◆ Exercise: Set down the records that follow exactly and completely.

** Opening Dataset excerpts block **

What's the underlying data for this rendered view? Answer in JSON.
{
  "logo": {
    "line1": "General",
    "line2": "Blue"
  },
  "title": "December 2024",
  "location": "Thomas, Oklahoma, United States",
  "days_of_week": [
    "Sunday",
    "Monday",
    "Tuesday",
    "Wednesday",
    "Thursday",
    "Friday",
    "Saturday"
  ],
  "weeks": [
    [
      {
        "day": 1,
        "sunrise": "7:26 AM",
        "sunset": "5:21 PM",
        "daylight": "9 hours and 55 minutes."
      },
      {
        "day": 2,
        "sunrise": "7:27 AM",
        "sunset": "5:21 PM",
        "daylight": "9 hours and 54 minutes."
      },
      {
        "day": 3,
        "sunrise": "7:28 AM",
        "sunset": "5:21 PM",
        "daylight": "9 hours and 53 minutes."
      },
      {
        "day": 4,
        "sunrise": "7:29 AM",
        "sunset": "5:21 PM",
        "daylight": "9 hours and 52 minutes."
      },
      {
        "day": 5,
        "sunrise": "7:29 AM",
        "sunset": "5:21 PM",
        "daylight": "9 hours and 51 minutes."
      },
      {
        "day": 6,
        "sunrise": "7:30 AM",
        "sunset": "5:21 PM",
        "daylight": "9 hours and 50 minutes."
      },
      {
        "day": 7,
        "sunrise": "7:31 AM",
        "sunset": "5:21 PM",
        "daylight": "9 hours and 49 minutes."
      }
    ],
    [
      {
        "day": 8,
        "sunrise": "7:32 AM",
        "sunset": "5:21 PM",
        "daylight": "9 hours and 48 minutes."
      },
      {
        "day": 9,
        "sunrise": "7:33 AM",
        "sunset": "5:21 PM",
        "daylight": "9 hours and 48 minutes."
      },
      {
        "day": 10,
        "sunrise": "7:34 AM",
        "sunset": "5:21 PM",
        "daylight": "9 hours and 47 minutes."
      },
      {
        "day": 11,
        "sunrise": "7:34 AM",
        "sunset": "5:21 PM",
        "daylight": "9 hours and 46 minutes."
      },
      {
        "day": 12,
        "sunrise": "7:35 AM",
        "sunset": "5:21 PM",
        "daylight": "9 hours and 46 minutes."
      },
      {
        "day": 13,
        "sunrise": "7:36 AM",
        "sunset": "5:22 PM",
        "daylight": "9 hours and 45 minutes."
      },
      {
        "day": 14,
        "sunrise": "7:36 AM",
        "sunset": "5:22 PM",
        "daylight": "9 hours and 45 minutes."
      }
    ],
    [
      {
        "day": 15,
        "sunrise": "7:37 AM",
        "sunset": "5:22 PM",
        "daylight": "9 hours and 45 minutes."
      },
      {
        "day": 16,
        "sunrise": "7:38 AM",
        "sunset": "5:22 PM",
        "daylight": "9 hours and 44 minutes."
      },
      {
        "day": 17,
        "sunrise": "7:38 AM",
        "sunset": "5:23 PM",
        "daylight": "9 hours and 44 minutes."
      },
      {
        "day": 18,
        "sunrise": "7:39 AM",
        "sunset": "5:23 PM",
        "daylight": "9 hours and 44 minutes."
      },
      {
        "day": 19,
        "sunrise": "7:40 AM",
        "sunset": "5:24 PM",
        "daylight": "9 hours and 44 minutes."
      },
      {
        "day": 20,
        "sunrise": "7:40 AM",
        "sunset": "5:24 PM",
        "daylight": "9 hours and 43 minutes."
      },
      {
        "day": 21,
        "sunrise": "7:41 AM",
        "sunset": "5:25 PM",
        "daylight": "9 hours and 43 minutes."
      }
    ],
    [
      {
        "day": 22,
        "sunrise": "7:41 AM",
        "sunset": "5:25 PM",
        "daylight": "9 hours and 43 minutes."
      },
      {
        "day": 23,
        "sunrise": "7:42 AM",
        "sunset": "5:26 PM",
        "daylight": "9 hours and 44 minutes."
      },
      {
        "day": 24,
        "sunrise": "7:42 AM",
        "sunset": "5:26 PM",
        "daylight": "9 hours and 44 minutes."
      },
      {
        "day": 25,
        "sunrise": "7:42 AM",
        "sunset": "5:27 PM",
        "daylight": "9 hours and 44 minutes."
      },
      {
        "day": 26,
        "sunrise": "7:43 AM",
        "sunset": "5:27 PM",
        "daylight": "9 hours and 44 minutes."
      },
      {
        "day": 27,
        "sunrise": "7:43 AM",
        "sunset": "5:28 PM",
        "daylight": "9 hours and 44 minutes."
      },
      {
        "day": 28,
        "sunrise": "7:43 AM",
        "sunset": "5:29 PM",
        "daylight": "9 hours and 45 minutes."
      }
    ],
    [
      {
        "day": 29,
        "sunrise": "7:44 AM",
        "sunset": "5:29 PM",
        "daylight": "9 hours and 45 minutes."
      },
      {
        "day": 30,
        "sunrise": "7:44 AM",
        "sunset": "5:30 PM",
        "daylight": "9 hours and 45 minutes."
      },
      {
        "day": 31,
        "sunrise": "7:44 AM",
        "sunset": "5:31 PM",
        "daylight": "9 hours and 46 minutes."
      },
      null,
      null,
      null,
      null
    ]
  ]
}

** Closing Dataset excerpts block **

◆ Response area:
What's the underlying data for this rendered view? Answer in JSON.
{
  "logo": {
    "line1": "General",
    "line2": "Blue"
  },
  "title": "December 2024",
  "location": "Thomas, Oklahoma, United States",
  "days_of_week": [
    "Sunday",
    "Monday",
    "Tuesday",
    "Wednesday",
    "Thursday",
    "Friday",
    "Saturday"
  ],
  "weeks": [
    [
      {
        "day": 1,
        "sunrise": "7:26 AM",
        "sunset": "5:21 PM",
        "daylight": "9 hours and 55 minutes."
      },
      {
        "day": 2,
        "sunrise": "7:27 AM",
        "sunset": "5:21 PM",
        "daylight": "9 hours and 54 minutes."
      },
      {
        "day": 3,
        "sunrise": "7:28 AM",
        "sunset": "5:21 PM",
        "daylight": "9 hours and 53 minutes."
      },
      {
        "day": 4,
        "sunrise": "7:29 AM",
        "sunset": "5:21 PM",
        "daylight": "9 hours and 52 minutes."
      },
      {
        "day": 5,
        "sunrise": "7:29 AM",
        "sunset": "5:21 PM",
        "daylight": "9 hours and 51 minutes."
      },
      {
        "day": 6,
        "sunrise": "7:30 AM",
        "sunset": "5:21 PM",
        "daylight": "9 hours and 50 minutes."
      },
      {
        "day": 7,
        "sunrise": "7:31 AM",
        "sunset": "5:21 PM",
        "daylight": "9 hours and 49 minutes."
      }
    ],
    [
      {
        "day": 8,
        "sunrise": "7:32 AM",
        "sunset": "5:21 PM",
        "daylight": "9 hours and 48 minutes."
      },
      {
        "day": 9,
        "sunrise": "7:33 AM",
        "sunset": "5:21 PM",
        "daylight": "9 hours and 48 minutes."
      },
      {
        "day": 10,
        "sunrise": "7:34 AM",
        "sunset": "5:21 PM",
        "daylight": "9 hours and 47 minutes."
      },
      {
        "day": 11,
        "sunrise": "7:34 AM",
        "sunset": "5:21 PM",
        "daylight": "9 hours and 46 minutes."
      },
      {
        "day": 12,
        "sunrise": "7:35 AM",
        "sunset": "5:21 PM",
        "daylight": "9 hours and 46 minutes."
      },
      {
        "day": 13,
        "sunrise": "7:36 AM",
        "sunset": "5:22 PM",
        "daylight": "9 hours and 45 minutes."
      },
      {
        "day": 14,
        "sunrise": "7:36 AM",
        "sunset": "5:22 PM",
        "daylight": "9 hours and 45 minutes."
      }
    ],
    [
      {
        "day": 15,
        "sunrise": "7:37 AM",
        "sunset": "5:22 PM",
        "daylight": "9 hours and 45 minutes."
      },
      {
        "day": 16,
        "sunrise": "7:38 AM",
        "sunset": "5:22 PM",
        "daylight": "9 hours and 44 minutes."
      },
      {
        "day": 17,
        "sunrise": "7:38 AM",
        "sunset": "5:23 PM",
        "daylight": "9 hours and 44 minutes."
      },
      {
        "day": 18,
        "sunrise": "7:39 AM",
        "sunset": "5:23 PM",
        "daylight": "9 hours and 44 minutes."
      },
      {
        "day": 19,
        "sunrise": "7:40 AM",
        "sunset": "5:24 PM",
        "daylight": "9 hours and 44 minutes."
      },
      {
        "day": 20,
        "sunrise": "7:40 AM",
        "sunset": "5:24 PM",
        "daylight": "9 hours and 43 minutes."
      },
      {
        "day": 21,
        "sunrise": "7:41 AM",
        "sunset": "5:25 PM",
        "daylight": "9 hours and 43 minutes."
      }
    ],
    [
      {
        "day": 22,
        "sunrise": "7:41 AM",
        "sunset": "5:25 PM",
        "daylight": "9 hours and 43 minutes."
      },
      {
        "day": 23,
        "sunrise": "7:42 AM",
        "sunset": "5:26 PM",
        "daylight": "9 hours and 44 minutes."
      },
      {
        "day": 24,
        "sunrise": "7:42 AM",
        "sunset": "5:26 PM",
        "daylight": "9 hours and 44 minutes."
      },
      {
        "day": 25,
        "sunrise": "7:42 AM",
        "sunset": "5:27 PM",
        "daylight": "9 hours and 44 minutes."
      },
      {
        "day": 26,
        "sunrise": "7:43 AM",
        "sunset": "5:27 PM",
        "daylight": "9 hours and 44 minutes."
      },
      {
        "day": 27,
        "sunrise": "7:43 AM",
        "sunset": "5:28 PM",
        "daylight": "9 hours and 44 minutes."
      },
      {
        "day": 28,
        "sunrise": "7:43 AM",
        "sunset": "5:29 PM",
        "daylight": "9 hours and 45 minutes."
      }
    ],
    [
      {
        "day": 29,
        "sunrise": "7:44 AM",
        "sunset": "5:29 PM",
        "daylight": "9 hours and 45 minutes."
      },
      {
        "day": 30,
        "sunrise": "7:44 AM",
        "sunset": "5:30 PM",
        "daylight": "9 hours and 45 minutes."
      },
      {
        "day": 31,
        "sunrise": "7:44 AM",
        "sunset": "5:31 PM",
        "daylight": "9 hours and 46 minutes."
      },
      null,
      null,
      null,
      null
    ]
  ]
}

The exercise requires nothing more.